Where Verizon went wrong with go90
Last week Verizon, the US’s second largest telco provider with 116 million wireless subscribers, announced the closure of its pioneering mobile-first video streaming service which launched in 2015. Go90 was launched on the back of a $200 million purchase of Intel’s unreleased streaming service, OnCue, with a mission to create mobile-centric content for digital natives (or millennials as middle-aged C-suite executives still seem intent on labelling what are, in reality, disparate demographics who collectively all grew up in the digital era). Go90 was all about fulfilling a perceived gap in the market for edgy original content for an arbitrarily defined demographic, which was expected to respond favourably to original content based around short and mid-form video and social talent. It has been disparagingly referred to as a substandard YouTube.
The last 12 months will go down as a pivotal moment in the evolution of telco video content strategy. On December 14th, 2017 the head of the United States Federal Communications Commission (FCC) Ajit Pai removed the restricted carrier status with which US broadband providers had been regulated for the previous eight years. These restrictions had prevented Telcos, as the cornerstones of digital infrastructure, from leveraging their key role in the digital economy. Internet service providers (ISPs) were suddenly now able to strike partnership deals with digital distributors such as Netflix, to gain a percentage of their revenues which they are helping to deliver through their infrastructure. For the Telcos, it is an opportunity to move beyond being mere “dumb pipes” and to start the process of becoming perceived by their client as a value-add service. This crucially allows them to pull away from their current commodification trap, which leaves them in a race to the lowest price denominator with their fellow telcos.
Distributors such as Netflix, Spotify and Facebook now find themselves in the vulnerable position of no longer being able to guarantee equality of access for their users to their services. For businesses like Netflix, which currently operates on a 7.8% net profit margin, the challenge of a sudden toll fee for retaining access to their users could decisively impact upon their financial viability. Add to this the significant debt load which Netflix operates under (currently at $9.7 billion), and the structural long-term implications of the hit to margins from accommodating telco revenue share could be of existential proportions for the pureplay streaming services.
Where Verizon went wrong with go90
Go90 was envisaged to fill a perceived need gap between Netflix and YouTube for digital native audiences. The reality is that gap is not to be filled with a service offering new content formats, it is about adapting the proven success of pay-TV formats for the on-demand contract-free and price-sensitive streaming generation. Mobile does not mean breaking the old to make way for the new, rather it is about making mobile-friendly on-demand content and programming for audiences who are used to using their smartphone as their default entertainment interface. Crucially, success in this arena is about recognising that in the peak attention economy, your content and service has to be better than the competition and; you will be competing not just with other streaming video services, but with on-demand mobile gaming, publisher subscriptions, podcasts, and music streaming services for the attention and the discretionary spend of your target consumer demographic.
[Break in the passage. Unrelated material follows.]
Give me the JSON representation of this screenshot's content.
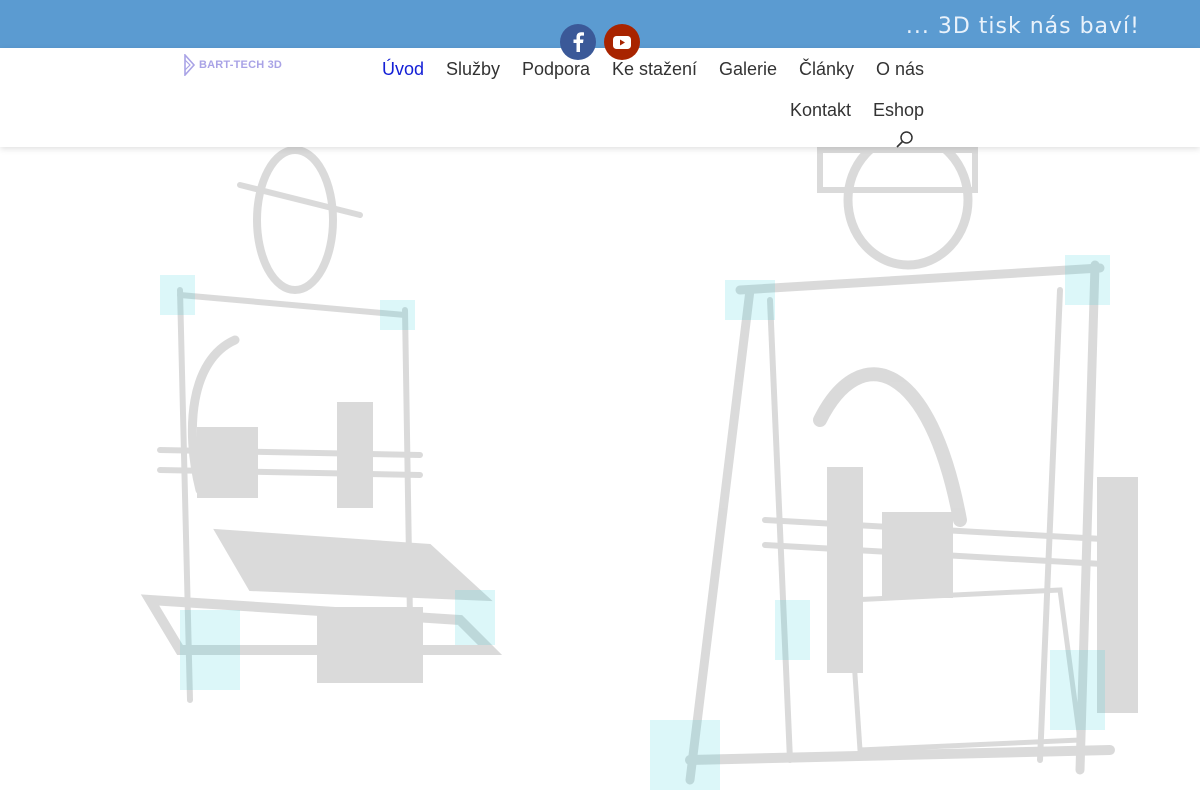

We may be moving into a post-net neutrality landscape, but the age-old necessity of understanding your customer remains as relevant as ever.